Oct 012010
 
 October 1, 2010  Breaches, Court, Featured News

Courthouse News reports on the latest legal development in a lawsuit that started with a privacy breach in 2001 involving employees at the Federal Medical Center in Kentucky:

Staff members at a prison hospital in Kentucky might be entitled to more than $1,000 each for the breach of privacy that occurred when a federal investigator “inadvertently” left a folder containing their personal information, including addresses and Social Security numbers, on a desk where inmates could see it, the 6th Circuit ruled.

The federal appeals court in Cincinnati upheld a lower court’s determination that the privacy breach had been “willful,” even though the agent’s final act of leaving the folder on a civilian worker’s desk was “inadvertent.”

While investigating unauthorized inmate computer use at a prison hospital’s UNICOR work facility, special investigative agent Walter Clint Jones left behind a green folder containing a roster of all Federal Medical Center employees’ names, addresses, Social Security numbers, home telephone numbers, pay grades and other personal information.

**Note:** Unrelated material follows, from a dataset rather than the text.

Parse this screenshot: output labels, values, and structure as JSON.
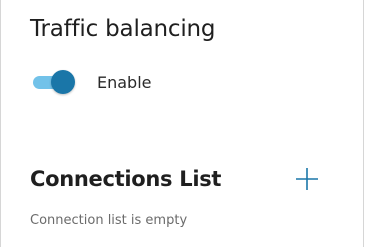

Read more on Courthouse News, where you can also read the court’s opinion in Beaven v. United States Department of Justice.

The case involves the Privacy Act of 1974 and also addresses the issues of compensation for “lost time” and “future protective measures.” Unlike most of the lawsuits we’ve seen where “lost time” is not recognized, it was in this case, although the plaintiffs lost on the issue of “future protective measures” as (1) there had been no demonstration of any harm to date, and (2) they would have to establish causation.

Previous coverage on PogoWasRight.org (archive).

Sorry, the comment form is closed at this time.